Meeting challenges head on
At this time, the church was growing physically and spiritually. But hard times would come. Living on a Caribbean island with the wind, rain and lots of heat — sometimes up to 100 degrees or more (F) — the church tent became unbearably hot. Many left the church, and the Sweetings went before God to ask for new vision.
In June 2014, the church rented a building where a pre-school was held and Nazarene Technical Institute was born. They offered nightly English classes for adults (highly desired by their Haitian parishioners) as well as computer and theology classes. Nineteen students enrolled, and though many could not even afford the very low fee to help pay the teachers, the church was able to keep the school open. The building was also the answer for a relocation from the tent that was now full of holes and unbearably hot. Services were held there for about a year.
The year 2014 was a time of change for the church. In April the church received the message that the school was being sold. A month later, the Sweetings learned their landlord was selling the house they lived in. Attendance at the school and church were declining and Nathalie confessed she often sat in her vehicle on Sunday mornings crying out to God for direction.
Another blow came in November when their assistant pastor went to the U.S. to conduct a seminar, then decided to marry and relocate. As he had been a widower for nine years, they were happy for him, but sad they were losing his leadership in the church and school.

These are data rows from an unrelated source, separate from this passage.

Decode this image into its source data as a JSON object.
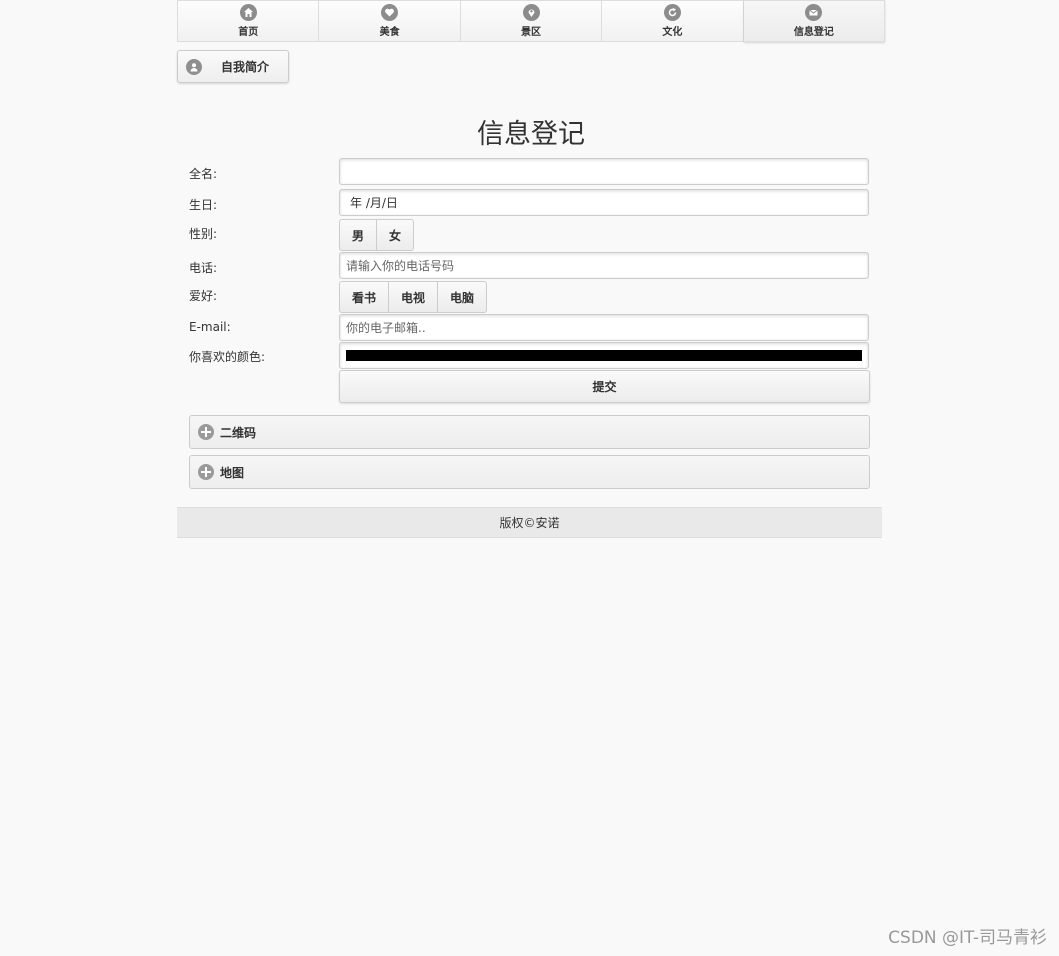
{
  "nav": {
    "items": [
      {
        "label": "首页",
        "icon": "home-icon"
      },
      {
        "label": "美食",
        "icon": "heart-icon"
      },
      {
        "label": "景区",
        "icon": "location-icon"
      },
      {
        "label": "文化",
        "icon": "refresh-icon"
      },
      {
        "label": "信息登记",
        "icon": "mail-icon",
        "active": true
      }
    ]
  },
  "profile_button": {
    "label": "自我简介",
    "icon": "user-icon"
  },
  "page_title": "信息登记",
  "form": {
    "name_label": "全名:",
    "name_value": "",
    "birthday_label": "生日:",
    "birthday_value": "年 /月/日",
    "gender_label": "性别:",
    "gender_options": [
      "男",
      "女"
    ],
    "phone_label": "电话:",
    "phone_placeholder": "请输入你的电话号码",
    "hobby_label": "爱好:",
    "hobby_options": [
      "看书",
      "电视",
      "电脑"
    ],
    "email_label": "E-mail:",
    "email_placeholder": "你的电子邮箱..",
    "color_label": "你喜欢的颜色:",
    "color_value": "#000000",
    "submit_label": "提交"
  },
  "collapsibles": [
    {
      "title": "二维码",
      "icon": "plus-icon"
    },
    {
      "title": "地图",
      "icon": "plus-icon"
    }
  ],
  "footer": "版权©安诺",
  "watermark": "CSDN @IT-司马青衫"
}
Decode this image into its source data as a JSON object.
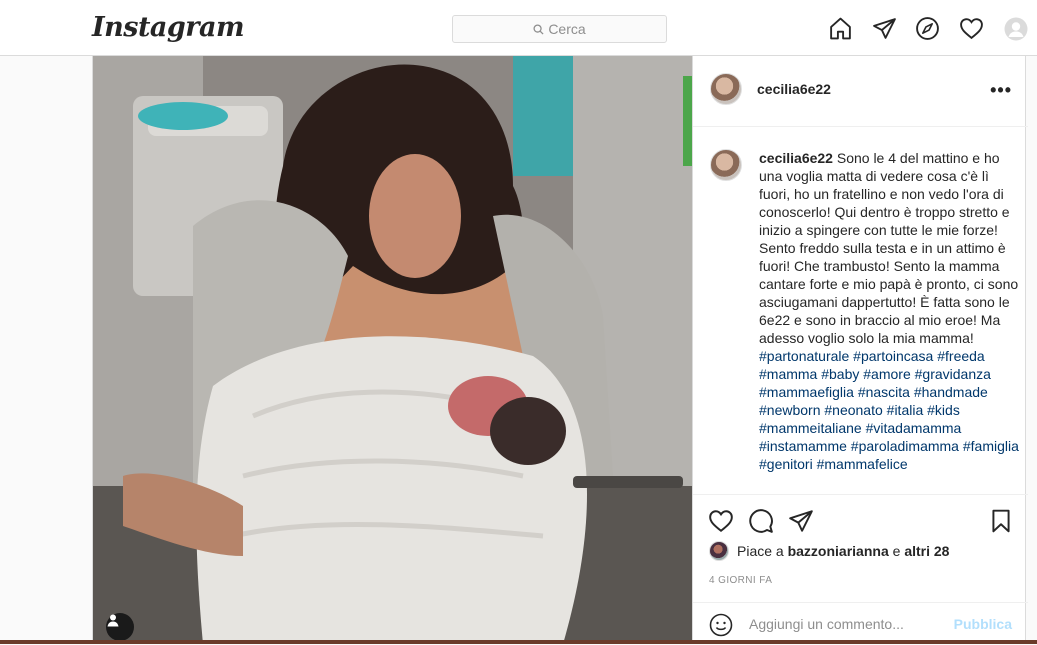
{
  "app": {
    "logo": "Instagram"
  },
  "search": {
    "placeholder": "Cerca"
  },
  "nav": {
    "icons": [
      "home-icon",
      "direct-icon",
      "explore-icon",
      "activity-icon",
      "profile-avatar"
    ]
  },
  "post": {
    "username": "cecilia6e22",
    "caption_text": "Sono le 4 del mattino e ho una voglia matta di vedere cosa c'è lì fuori, ho un fratellino e non vedo l'ora di conoscerlo! Qui dentro è troppo stretto e inizio a spingere con tutte le mie forze! Sento freddo sulla testa e in un attimo è fuori! Che trambusto! Sento la mamma cantare forte e mio papà è pronto, ci sono asciugamani dappertutto! È fatta sono le 6e22 e sono in braccio al mio eroe! Ma adesso voglio solo la mia mamma!",
    "hashtags": "#partonaturale #partoincasa #freeda #mamma #baby #amore #gravidanza #mammaefiglia #nascita #handmade #newborn #neonato #italia #kids #mammeitaliane #vitadamamma #instamamme #paroladimamma #famiglia #genitori #mammafelice",
    "likes_prefix": "Piace a",
    "liked_by": "bazzoniarianna",
    "likes_and": "e",
    "likes_others": "altri 28",
    "time_ago": "4 GIORNI FA",
    "comment_placeholder": "Aggiungi un commento...",
    "publish_label": "Pubblica"
  },
  "colors": {
    "link": "#00376b",
    "publish_disabled": "#b2dffc",
    "border": "#dbdbdb"
  }
}
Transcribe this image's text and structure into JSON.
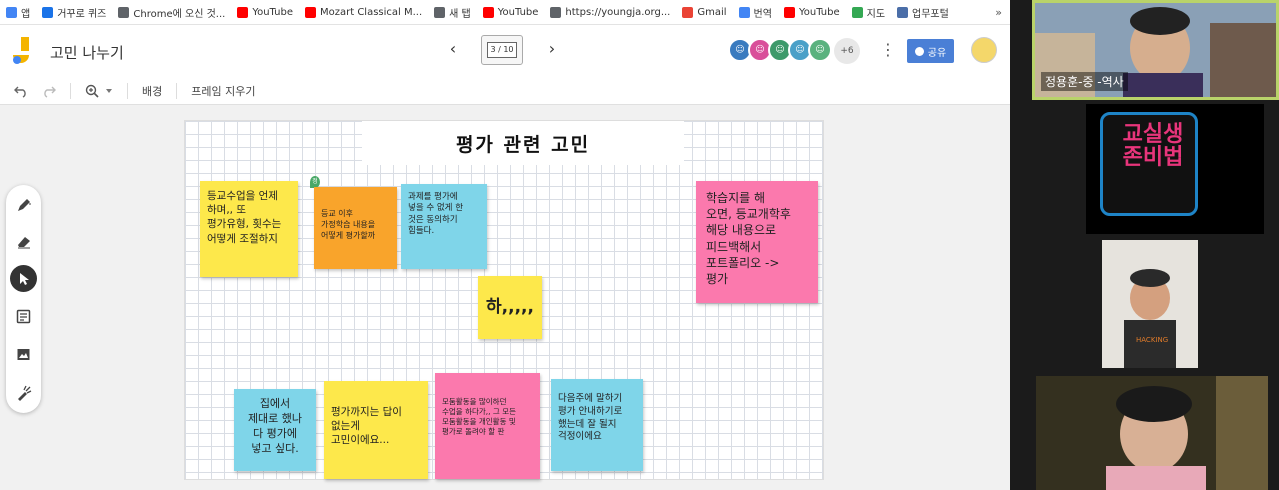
{
  "bookmarks": [
    {
      "label": "앱",
      "color": "#4285f4"
    },
    {
      "label": "거꾸로 퀴즈",
      "color": "#1a73e8"
    },
    {
      "label": "Chrome에 오신 것...",
      "color": "#5f6368"
    },
    {
      "label": "YouTube",
      "color": "#ff0000"
    },
    {
      "label": "Mozart Classical M...",
      "color": "#ff0000"
    },
    {
      "label": "새 탭",
      "color": "#5f6368"
    },
    {
      "label": "YouTube",
      "color": "#ff0000"
    },
    {
      "label": "https://youngja.org...",
      "color": "#5f6368"
    },
    {
      "label": "Gmail",
      "color": "#ea4335"
    },
    {
      "label": "번역",
      "color": "#4285f4"
    },
    {
      "label": "YouTube",
      "color": "#ff0000"
    },
    {
      "label": "지도",
      "color": "#34a853"
    },
    {
      "label": "업무포털",
      "color": "#4b6ea8"
    }
  ],
  "bookmarks_more": "»",
  "header": {
    "title": "고민 나누기",
    "frame_indicator": "3 / 10",
    "prev_icon": "‹",
    "next_icon": "›",
    "collab_more": "+6",
    "share_label": "공유"
  },
  "toolbar": {
    "background_label": "배경",
    "clear_frame_label": "프레임 지우기"
  },
  "board": {
    "title": "평가 관련 고민",
    "notes": [
      {
        "id": "n1",
        "color": "yellow",
        "text": "등교수업을 언제\n하며,, 또\n평가유형, 횟수는\n어떻게 조절하지"
      },
      {
        "id": "n2",
        "color": "orange",
        "text": "등교 이후\n가정학습 내용을\n어떻게 평가할까"
      },
      {
        "id": "n3",
        "color": "cyan",
        "text": "과제를 평가에\n넣을 수 없게 한\n것은 동의하기\n힘들다."
      },
      {
        "id": "n4",
        "color": "yellow",
        "text": "하,,,,,"
      },
      {
        "id": "n5",
        "color": "pink",
        "text": "학습지를 해\n오면, 등교개학후\n해당 내용으로\n피드백해서\n포트폴리오 ->\n평가"
      },
      {
        "id": "n6",
        "color": "cyan",
        "text": "집에서\n제대로 했나\n다 평가에\n넣고 싶다."
      },
      {
        "id": "n7",
        "color": "yellow",
        "text": "평가까지는 답이\n없는게\n고민이에요..."
      },
      {
        "id": "n8",
        "color": "pink",
        "text": "모둠활동을 많이하던\n수업을 하다가,, 그 모든\n모둠활동을 개인활동 및\n평가로 돌려야 할 판"
      },
      {
        "id": "n9",
        "color": "cyan",
        "text": "다음주에 말하기\n평가 안내하기로\n했는데 잘 될지\n걱정이에요"
      }
    ],
    "presence_label": "정"
  },
  "participants": [
    {
      "name": "정용훈-중 -역사"
    },
    {
      "logo_text": "교실생존비법"
    },
    {
      "name": ""
    },
    {
      "name": ""
    }
  ]
}
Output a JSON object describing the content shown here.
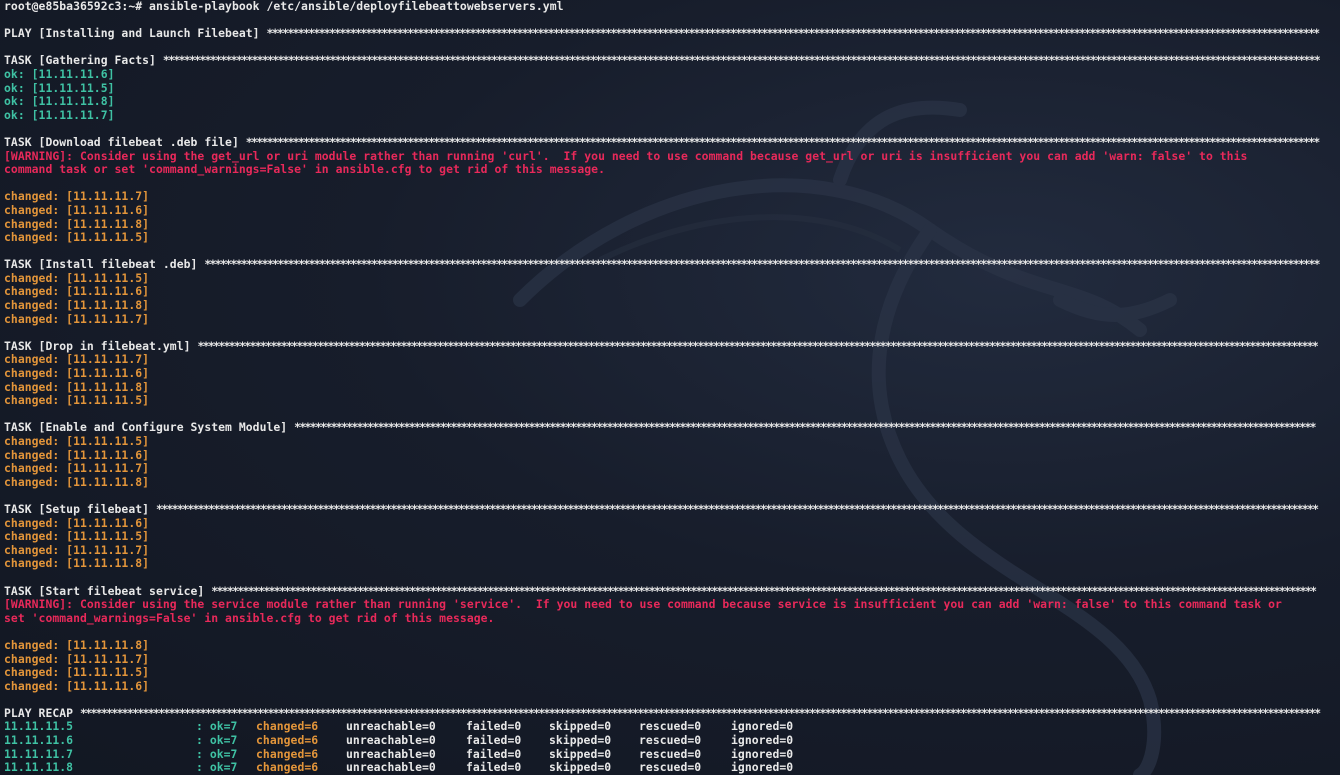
{
  "colors": {
    "background": "#141a27",
    "text": "#e8e8e8",
    "ok": "#3fc2a4",
    "changed": "#e3953a",
    "warning": "#e8295a"
  },
  "prompt": "root@e85ba36592c3:~# ansible-playbook /etc/ansible/deployfilebeattowebservers.yml",
  "play": "PLAY [Installing and Launch Filebeat]",
  "tasks": [
    {
      "header": "TASK [Gathering Facts]",
      "warning": [],
      "results": [
        {
          "status": "ok",
          "text": "ok: [11.11.11.6]"
        },
        {
          "status": "ok",
          "text": "ok: [11.11.11.5]"
        },
        {
          "status": "ok",
          "text": "ok: [11.11.11.8]"
        },
        {
          "status": "ok",
          "text": "ok: [11.11.11.7]"
        }
      ]
    },
    {
      "header": "TASK [Download filebeat .deb file]",
      "warning": [
        "[WARNING]: Consider using the get_url or uri module rather than running 'curl'.  If you need to use command because get_url or uri is insufficient you can add 'warn: false' to this",
        "command task or set 'command_warnings=False' in ansible.cfg to get rid of this message."
      ],
      "results": [
        {
          "status": "changed",
          "text": "changed: [11.11.11.7]"
        },
        {
          "status": "changed",
          "text": "changed: [11.11.11.6]"
        },
        {
          "status": "changed",
          "text": "changed: [11.11.11.8]"
        },
        {
          "status": "changed",
          "text": "changed: [11.11.11.5]"
        }
      ]
    },
    {
      "header": "TASK [Install filebeat .deb]",
      "warning": [],
      "results": [
        {
          "status": "changed",
          "text": "changed: [11.11.11.5]"
        },
        {
          "status": "changed",
          "text": "changed: [11.11.11.6]"
        },
        {
          "status": "changed",
          "text": "changed: [11.11.11.8]"
        },
        {
          "status": "changed",
          "text": "changed: [11.11.11.7]"
        }
      ]
    },
    {
      "header": "TASK [Drop in filebeat.yml]",
      "warning": [],
      "results": [
        {
          "status": "changed",
          "text": "changed: [11.11.11.7]"
        },
        {
          "status": "changed",
          "text": "changed: [11.11.11.6]"
        },
        {
          "status": "changed",
          "text": "changed: [11.11.11.8]"
        },
        {
          "status": "changed",
          "text": "changed: [11.11.11.5]"
        }
      ]
    },
    {
      "header": "TASK [Enable and Configure System Module]",
      "warning": [],
      "results": [
        {
          "status": "changed",
          "text": "changed: [11.11.11.5]"
        },
        {
          "status": "changed",
          "text": "changed: [11.11.11.6]"
        },
        {
          "status": "changed",
          "text": "changed: [11.11.11.7]"
        },
        {
          "status": "changed",
          "text": "changed: [11.11.11.8]"
        }
      ]
    },
    {
      "header": "TASK [Setup filebeat]",
      "warning": [],
      "results": [
        {
          "status": "changed",
          "text": "changed: [11.11.11.6]"
        },
        {
          "status": "changed",
          "text": "changed: [11.11.11.5]"
        },
        {
          "status": "changed",
          "text": "changed: [11.11.11.7]"
        },
        {
          "status": "changed",
          "text": "changed: [11.11.11.8]"
        }
      ]
    },
    {
      "header": "TASK [Start filebeat service]",
      "warning": [
        "[WARNING]: Consider using the service module rather than running 'service'.  If you need to use command because service is insufficient you can add 'warn: false' to this command task or",
        "set 'command_warnings=False' in ansible.cfg to get rid of this message."
      ],
      "results": [
        {
          "status": "changed",
          "text": "changed: [11.11.11.8]"
        },
        {
          "status": "changed",
          "text": "changed: [11.11.11.7]"
        },
        {
          "status": "changed",
          "text": "changed: [11.11.11.5]"
        },
        {
          "status": "changed",
          "text": "changed: [11.11.11.6]"
        }
      ]
    }
  ],
  "recap": {
    "header": "PLAY RECAP",
    "rows": [
      {
        "host": "11.11.11.5",
        "ok": ": ok=7",
        "changed": "changed=6",
        "unreachable": "unreachable=0",
        "failed": "failed=0",
        "skipped": "skipped=0",
        "rescued": "rescued=0",
        "ignored": "ignored=0"
      },
      {
        "host": "11.11.11.6",
        "ok": ": ok=7",
        "changed": "changed=6",
        "unreachable": "unreachable=0",
        "failed": "failed=0",
        "skipped": "skipped=0",
        "rescued": "rescued=0",
        "ignored": "ignored=0"
      },
      {
        "host": "11.11.11.7",
        "ok": ": ok=7",
        "changed": "changed=6",
        "unreachable": "unreachable=0",
        "failed": "failed=0",
        "skipped": "skipped=0",
        "rescued": "rescued=0",
        "ignored": "ignored=0"
      },
      {
        "host": "11.11.11.8",
        "ok": ": ok=7",
        "changed": "changed=6",
        "unreachable": "unreachable=0",
        "failed": "failed=0",
        "skipped": "skipped=0",
        "rescued": "rescued=0",
        "ignored": "ignored=0"
      }
    ]
  }
}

God answered prayer and the Sweetings found another place to live; they were able to have services in the members’ homes temporarily until just a few weeks ago, they held their first service in a newly rented, beautiful sanctuary. They also took in new assistant pastor Fred Cyriaque and his wife Fabuola (photo right). They credit the prayers and support of their children, grandchildren, and friends, Dr. Alvin Hepburn, Pastor Ruth Brown, and Sweeting’s sister Janet Turnquest, for getting them through the difficult times.
The Sweetings’ persistence has paid off. With new energy, new leadership and a new location, and now the support of Garrett’s nonprofit to infuse new energy and resources into the basketball ministry, things are looking up for the continued development of the church in Turks and Caicos.
This article was originally posted on 24 Nov. at Engage Magazine, a global mission magazine of the Church of the Nazarene.